— Task to carry out —
The number of lines below that contain the word "يومين" is all that the answer should hold.

— Working data —
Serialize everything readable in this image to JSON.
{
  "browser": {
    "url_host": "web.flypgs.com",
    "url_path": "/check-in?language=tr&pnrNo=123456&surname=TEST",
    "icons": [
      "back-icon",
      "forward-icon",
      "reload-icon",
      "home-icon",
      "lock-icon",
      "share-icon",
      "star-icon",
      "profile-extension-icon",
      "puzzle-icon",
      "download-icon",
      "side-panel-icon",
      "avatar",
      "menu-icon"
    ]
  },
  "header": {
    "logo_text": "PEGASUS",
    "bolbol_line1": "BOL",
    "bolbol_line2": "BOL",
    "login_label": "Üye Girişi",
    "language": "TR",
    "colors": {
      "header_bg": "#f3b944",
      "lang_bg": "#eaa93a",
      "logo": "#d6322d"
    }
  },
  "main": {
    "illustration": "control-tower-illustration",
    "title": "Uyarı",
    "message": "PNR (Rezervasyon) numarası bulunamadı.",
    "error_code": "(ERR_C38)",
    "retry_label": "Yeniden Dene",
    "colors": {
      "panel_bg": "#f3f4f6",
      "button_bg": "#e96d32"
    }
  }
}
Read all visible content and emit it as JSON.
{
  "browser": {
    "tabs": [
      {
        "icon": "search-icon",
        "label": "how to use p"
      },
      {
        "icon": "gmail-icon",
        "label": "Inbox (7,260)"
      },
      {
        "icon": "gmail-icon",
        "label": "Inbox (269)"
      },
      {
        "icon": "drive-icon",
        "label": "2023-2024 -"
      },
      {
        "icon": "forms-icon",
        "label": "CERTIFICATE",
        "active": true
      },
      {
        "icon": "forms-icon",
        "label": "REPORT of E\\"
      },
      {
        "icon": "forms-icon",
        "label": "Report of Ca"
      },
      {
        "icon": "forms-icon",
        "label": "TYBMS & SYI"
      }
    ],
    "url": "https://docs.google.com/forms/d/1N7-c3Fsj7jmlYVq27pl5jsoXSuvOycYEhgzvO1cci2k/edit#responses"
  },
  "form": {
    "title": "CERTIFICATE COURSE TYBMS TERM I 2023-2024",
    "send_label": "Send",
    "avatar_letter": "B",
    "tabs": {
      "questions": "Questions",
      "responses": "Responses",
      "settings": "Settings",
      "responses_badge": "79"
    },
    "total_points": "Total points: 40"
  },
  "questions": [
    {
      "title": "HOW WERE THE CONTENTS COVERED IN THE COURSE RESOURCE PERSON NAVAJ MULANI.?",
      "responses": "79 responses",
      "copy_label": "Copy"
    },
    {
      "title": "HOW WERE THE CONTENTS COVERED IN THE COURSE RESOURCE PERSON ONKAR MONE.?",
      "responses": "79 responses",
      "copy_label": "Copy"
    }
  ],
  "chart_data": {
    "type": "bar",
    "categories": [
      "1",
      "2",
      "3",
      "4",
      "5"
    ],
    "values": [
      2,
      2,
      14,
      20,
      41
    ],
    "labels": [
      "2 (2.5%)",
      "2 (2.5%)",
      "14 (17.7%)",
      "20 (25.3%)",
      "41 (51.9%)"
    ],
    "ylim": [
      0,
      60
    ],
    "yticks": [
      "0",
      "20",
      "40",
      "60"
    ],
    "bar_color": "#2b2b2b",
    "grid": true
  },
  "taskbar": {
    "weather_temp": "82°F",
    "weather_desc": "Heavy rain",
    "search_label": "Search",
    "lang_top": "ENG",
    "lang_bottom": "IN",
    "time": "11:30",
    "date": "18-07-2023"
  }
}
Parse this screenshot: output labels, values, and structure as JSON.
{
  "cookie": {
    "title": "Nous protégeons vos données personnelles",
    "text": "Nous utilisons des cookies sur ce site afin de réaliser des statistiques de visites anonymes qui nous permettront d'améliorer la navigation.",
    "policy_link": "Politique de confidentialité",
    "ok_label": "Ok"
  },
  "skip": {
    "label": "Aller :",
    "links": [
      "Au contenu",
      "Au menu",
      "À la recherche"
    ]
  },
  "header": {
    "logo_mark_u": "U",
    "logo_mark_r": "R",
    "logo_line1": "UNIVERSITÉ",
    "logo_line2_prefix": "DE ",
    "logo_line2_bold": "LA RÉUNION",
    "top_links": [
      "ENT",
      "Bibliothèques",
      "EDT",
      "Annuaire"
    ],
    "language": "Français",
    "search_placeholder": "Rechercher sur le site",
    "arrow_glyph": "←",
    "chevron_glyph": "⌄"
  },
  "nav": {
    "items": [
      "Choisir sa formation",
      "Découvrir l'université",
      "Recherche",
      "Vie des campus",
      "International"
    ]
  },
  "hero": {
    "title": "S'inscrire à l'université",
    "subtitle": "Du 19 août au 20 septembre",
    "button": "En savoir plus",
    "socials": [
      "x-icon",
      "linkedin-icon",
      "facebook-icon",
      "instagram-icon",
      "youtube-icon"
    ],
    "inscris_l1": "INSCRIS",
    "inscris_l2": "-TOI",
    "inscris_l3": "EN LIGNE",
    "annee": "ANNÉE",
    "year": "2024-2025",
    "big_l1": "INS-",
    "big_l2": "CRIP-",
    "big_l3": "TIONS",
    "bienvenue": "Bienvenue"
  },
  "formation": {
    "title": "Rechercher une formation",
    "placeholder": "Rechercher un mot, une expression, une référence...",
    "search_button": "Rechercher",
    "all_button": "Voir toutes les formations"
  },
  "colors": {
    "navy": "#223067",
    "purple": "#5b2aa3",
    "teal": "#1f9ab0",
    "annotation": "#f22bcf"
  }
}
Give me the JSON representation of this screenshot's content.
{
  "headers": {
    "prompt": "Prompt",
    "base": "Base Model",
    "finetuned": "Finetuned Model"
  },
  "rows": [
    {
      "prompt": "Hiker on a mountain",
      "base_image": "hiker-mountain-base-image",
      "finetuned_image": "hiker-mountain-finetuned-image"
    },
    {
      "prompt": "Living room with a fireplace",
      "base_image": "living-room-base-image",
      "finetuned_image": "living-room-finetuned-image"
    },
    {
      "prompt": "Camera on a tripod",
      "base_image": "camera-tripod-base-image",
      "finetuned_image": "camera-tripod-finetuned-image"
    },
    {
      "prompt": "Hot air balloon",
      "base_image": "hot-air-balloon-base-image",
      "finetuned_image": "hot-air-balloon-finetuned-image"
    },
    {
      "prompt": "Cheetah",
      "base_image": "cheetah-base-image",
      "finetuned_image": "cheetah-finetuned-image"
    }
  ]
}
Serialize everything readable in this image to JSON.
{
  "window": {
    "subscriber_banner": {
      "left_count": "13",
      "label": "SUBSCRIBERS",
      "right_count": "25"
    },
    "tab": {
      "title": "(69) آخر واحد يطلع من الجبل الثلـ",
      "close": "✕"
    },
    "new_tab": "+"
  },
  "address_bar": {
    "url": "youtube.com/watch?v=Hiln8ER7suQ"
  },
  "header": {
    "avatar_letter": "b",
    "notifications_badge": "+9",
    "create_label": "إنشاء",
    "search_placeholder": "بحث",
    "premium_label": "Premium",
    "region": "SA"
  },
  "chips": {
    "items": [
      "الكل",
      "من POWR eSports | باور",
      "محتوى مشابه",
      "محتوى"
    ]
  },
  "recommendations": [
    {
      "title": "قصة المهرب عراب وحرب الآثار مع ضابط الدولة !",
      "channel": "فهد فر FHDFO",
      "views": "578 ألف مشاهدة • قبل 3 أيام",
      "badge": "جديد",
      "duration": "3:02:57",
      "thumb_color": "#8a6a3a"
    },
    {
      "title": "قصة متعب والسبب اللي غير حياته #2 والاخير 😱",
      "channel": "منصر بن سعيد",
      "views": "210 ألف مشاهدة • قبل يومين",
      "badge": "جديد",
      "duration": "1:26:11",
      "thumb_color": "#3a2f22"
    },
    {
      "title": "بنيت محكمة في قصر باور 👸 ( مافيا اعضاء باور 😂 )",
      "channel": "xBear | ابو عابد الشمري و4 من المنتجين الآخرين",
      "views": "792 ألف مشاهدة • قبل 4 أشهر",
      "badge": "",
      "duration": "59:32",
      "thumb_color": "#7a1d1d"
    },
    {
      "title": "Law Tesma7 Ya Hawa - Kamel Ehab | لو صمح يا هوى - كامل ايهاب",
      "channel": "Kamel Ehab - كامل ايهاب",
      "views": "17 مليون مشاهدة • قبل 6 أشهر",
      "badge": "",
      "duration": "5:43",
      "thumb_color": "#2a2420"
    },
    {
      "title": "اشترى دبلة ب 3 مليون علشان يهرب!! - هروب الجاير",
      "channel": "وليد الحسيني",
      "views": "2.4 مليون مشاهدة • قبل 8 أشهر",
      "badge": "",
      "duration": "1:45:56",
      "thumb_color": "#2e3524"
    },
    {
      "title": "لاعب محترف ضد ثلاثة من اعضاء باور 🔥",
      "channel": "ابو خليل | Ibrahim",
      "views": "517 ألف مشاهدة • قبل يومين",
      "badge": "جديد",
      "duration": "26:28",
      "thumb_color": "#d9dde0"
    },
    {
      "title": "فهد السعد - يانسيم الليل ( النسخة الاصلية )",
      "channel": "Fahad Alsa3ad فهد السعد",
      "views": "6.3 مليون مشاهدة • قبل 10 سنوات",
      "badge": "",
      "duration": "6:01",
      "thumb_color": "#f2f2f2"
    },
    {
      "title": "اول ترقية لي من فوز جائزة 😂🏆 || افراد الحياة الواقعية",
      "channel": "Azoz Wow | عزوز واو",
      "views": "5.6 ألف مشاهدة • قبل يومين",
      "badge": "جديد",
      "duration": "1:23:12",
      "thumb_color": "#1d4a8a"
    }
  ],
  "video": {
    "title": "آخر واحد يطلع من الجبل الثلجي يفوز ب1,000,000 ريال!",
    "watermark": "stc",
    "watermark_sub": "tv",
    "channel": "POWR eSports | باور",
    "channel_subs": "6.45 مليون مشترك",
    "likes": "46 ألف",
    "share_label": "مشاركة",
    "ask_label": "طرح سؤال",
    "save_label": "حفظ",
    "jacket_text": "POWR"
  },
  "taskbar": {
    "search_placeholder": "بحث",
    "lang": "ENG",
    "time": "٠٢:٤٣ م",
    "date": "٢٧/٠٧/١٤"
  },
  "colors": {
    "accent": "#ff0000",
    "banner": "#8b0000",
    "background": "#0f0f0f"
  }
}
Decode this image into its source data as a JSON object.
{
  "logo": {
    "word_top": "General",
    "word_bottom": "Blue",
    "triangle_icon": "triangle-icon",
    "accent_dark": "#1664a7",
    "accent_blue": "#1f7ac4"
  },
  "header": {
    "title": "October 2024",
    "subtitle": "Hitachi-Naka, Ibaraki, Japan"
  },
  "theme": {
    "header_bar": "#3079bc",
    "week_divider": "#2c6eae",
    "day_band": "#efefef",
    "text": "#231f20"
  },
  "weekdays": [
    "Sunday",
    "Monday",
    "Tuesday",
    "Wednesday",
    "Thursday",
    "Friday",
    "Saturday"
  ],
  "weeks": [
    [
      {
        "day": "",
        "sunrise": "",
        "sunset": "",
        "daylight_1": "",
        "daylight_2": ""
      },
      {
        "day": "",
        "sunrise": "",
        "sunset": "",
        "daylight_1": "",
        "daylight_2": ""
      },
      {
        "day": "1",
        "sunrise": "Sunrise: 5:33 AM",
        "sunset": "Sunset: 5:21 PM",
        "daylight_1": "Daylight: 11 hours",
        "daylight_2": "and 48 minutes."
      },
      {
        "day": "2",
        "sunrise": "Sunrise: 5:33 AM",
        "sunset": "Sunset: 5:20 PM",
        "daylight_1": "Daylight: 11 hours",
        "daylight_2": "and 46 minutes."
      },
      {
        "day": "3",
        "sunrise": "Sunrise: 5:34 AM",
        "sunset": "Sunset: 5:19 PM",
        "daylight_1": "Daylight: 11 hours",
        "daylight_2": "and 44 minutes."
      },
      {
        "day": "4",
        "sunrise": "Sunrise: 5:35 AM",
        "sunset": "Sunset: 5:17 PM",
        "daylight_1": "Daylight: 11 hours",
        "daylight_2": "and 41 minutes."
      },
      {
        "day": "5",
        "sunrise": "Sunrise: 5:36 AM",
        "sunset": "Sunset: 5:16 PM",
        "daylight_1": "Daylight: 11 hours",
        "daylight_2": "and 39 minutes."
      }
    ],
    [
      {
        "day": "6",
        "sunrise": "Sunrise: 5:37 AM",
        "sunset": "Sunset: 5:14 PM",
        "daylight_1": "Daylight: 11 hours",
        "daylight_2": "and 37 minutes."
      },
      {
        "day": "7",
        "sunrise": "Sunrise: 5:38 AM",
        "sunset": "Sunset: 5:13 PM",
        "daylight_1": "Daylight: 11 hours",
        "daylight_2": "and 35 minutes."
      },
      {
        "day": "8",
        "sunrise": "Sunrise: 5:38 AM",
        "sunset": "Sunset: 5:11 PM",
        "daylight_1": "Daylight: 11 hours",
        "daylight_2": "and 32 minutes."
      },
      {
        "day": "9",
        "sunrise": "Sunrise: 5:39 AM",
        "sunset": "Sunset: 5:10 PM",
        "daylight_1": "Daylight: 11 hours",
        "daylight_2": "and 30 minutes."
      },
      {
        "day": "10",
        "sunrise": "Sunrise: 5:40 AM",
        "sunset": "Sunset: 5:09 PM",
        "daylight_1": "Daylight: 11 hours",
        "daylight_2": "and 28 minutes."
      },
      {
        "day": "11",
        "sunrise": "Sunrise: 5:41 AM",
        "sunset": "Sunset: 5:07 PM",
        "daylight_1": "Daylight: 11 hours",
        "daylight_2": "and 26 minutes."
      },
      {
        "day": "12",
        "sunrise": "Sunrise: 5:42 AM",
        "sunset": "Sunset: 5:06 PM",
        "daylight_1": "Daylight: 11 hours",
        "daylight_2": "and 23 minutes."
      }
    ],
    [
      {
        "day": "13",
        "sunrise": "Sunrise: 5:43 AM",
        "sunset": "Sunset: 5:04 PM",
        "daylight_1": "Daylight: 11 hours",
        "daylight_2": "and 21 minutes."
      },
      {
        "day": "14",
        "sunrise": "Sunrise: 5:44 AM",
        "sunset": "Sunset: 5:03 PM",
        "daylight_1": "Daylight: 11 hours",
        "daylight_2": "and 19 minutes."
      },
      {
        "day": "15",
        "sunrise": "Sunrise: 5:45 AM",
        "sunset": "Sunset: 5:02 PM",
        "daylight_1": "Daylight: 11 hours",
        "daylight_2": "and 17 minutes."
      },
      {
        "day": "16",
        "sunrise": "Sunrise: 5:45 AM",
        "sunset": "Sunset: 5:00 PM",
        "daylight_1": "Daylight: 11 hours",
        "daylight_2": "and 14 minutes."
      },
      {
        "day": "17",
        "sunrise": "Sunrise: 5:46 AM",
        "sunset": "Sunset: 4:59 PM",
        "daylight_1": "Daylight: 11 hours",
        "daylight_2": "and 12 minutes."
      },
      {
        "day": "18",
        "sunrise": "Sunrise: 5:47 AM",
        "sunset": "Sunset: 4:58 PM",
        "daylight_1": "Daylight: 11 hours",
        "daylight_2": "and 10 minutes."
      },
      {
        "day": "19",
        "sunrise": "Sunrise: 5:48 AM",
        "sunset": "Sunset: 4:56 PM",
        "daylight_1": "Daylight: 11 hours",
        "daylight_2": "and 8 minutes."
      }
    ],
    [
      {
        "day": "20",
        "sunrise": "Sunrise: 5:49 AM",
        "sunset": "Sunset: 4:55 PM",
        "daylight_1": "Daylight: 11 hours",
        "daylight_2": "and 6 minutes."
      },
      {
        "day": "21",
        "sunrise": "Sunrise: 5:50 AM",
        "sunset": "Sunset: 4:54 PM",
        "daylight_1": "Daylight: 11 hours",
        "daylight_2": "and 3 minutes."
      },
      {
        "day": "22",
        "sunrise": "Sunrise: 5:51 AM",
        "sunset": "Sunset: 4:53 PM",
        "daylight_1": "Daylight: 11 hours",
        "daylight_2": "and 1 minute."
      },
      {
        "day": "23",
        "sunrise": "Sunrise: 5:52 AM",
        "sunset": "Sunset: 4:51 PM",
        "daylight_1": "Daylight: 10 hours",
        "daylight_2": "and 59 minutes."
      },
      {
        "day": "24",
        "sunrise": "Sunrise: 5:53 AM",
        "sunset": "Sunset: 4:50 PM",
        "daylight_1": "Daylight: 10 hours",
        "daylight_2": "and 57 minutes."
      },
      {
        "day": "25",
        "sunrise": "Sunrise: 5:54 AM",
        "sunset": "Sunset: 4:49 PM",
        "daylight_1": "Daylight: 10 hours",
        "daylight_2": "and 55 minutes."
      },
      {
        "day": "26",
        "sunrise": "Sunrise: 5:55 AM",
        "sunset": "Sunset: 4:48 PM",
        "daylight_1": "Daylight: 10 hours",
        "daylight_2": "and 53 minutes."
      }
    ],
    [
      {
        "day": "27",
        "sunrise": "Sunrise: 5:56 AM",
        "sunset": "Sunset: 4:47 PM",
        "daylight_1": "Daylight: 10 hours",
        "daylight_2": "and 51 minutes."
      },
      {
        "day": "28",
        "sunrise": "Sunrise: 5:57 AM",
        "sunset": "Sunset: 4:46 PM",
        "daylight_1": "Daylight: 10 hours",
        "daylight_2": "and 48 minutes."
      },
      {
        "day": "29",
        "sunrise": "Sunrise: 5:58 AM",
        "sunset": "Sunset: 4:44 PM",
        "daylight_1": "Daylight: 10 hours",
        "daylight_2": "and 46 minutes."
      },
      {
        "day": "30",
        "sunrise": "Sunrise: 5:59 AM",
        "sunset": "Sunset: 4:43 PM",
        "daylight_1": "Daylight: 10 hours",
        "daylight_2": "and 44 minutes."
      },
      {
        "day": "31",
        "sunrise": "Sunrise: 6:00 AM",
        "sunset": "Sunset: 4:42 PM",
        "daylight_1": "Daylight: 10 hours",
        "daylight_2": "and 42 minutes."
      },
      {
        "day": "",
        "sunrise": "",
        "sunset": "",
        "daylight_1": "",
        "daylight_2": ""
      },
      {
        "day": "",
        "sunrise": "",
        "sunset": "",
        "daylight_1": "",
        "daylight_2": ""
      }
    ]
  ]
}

— Exercise solution —
3